"So you'd be all out in the open? Like, you wouldn't be scared?"
"Ummm. It all sounds scary because that's not my reality. But hiding sounds much scarier to me. It sounds scarier than anything we've talked about so far." I bit my lip an let myself continue pondering your queries.
"Yeah. I can see that." You turned and faced the window. Not in a rude way, though. I think you just wanted to feel the sun on your face. I could still see the side of your cheek and your eyes. They looked like brown pools of water when you gazed into the sunlight. It was beautiful, actually.
"I . . .you know. . .I have a super supportive family," I added on. I needed you to know that. I didn't want to trivialize your feelings. "A lot of people loving and accepting you for who you are can make you brave, you know? So I think with that, it wouldn't be as hard for me."
You shifted back toward me and turned one side of your mouth upward. "I could see that when you walked in. Somebody told you that you were important when you were a little girl. And you believed it."
"I . . .I don't even know how to respond to that."
"It's true, though, isn't it?"
I nodded slowly while still holding your searing eye contact.
"Stuff would be easier for me if that was my story. But it's not."
Since I didn't know what to say to that, I just stayed quiet. After a few moments I spoke. "I feel a little scared that the hiding is standing in the way of you getting better."
You just stared at me without speaking when I said that, lost in your own thoughts. I waited to see what you'd say, the pause uncomfortable and prolonged. Finally, I couldn't take it any more.
"Tell me what you're thinking," I said.
"You know what I'm thinking, Dr. Manning? I'm thinking shit is complicated.

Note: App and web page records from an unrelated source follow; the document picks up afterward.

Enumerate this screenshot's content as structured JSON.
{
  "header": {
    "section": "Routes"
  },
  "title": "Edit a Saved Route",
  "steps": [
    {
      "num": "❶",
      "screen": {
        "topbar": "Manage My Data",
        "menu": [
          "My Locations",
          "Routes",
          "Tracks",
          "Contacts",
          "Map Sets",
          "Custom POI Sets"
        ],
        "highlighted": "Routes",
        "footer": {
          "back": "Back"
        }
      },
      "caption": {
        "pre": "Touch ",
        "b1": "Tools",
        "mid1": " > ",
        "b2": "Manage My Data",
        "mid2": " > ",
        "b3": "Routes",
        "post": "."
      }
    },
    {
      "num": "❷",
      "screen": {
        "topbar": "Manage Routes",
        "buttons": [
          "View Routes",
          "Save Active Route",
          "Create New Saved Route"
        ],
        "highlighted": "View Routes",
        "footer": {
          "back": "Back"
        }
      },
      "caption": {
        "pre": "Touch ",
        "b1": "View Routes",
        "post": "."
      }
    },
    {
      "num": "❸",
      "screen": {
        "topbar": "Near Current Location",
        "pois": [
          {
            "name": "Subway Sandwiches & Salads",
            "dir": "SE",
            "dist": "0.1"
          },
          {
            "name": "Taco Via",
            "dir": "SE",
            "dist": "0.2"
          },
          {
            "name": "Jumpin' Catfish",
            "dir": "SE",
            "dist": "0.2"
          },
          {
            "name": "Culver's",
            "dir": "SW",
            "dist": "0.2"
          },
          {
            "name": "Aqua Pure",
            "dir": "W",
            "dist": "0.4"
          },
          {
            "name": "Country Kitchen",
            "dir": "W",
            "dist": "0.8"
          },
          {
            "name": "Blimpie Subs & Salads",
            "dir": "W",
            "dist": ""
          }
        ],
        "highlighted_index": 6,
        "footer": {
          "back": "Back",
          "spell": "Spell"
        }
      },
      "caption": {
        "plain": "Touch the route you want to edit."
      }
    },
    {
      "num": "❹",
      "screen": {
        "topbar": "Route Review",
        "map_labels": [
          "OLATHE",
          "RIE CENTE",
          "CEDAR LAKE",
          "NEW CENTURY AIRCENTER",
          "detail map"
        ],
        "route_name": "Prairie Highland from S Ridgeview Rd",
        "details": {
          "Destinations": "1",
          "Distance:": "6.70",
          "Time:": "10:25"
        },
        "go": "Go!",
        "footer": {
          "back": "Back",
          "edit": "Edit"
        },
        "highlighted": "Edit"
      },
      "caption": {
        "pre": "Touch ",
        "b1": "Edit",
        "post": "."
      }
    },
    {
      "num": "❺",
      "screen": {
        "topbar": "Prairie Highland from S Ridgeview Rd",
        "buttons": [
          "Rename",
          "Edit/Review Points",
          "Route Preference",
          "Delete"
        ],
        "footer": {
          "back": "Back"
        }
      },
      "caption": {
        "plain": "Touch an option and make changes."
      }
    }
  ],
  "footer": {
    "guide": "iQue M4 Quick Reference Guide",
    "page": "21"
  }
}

That's what I'm thinking."
"But it doesn't have to be." As soon as I said that I immediately wished I hadn't. I hoped you didn't take it the wrong way. Easy for me to simplify the biggest hurdle of your young life. "I'm sorry I said that," I whispered.
You chuckled. "That's okay, baby." I immediately felt relieved. You raised one eyebrow and then added, "You want to know the real secret about complicated shit?" I widened my eyes in response to that, nudging you to go on. "The real secret about all complicated shit is just that--it's complicated for no reason. It never has to be complicated at all. But for whatever reason, it just is."
And that? That was some real talk right there.
And this? This is Grady. The place where I am challenged and pushed to search my heart. And think long and hard about what hides in the shadows of my mind.
Honestly? I write this blog to share the human aspects of medicine + teaching + work/life balance with others and myself -- and to honor the public hospital and her patients--but never at the expense of patient privacy or dignity.
Thanks for stopping by! :)
"One writes out of one thing only--one's own experience. Everything depends of how relentlessly one forces from this experience the last drop, sweet or bitter, it can possibly give."
~ James Baldwin (1924 - 1987)
"Do it for the story." ~ Antoinette Nguyen, MD, MPH
Details, names, time frames, etc. are always changed to protect anonymity. This may or may not be an amalgamation of true,quasi-true, or completely fictional events. But the lessons? They are always real and never, ever fictional. Got that?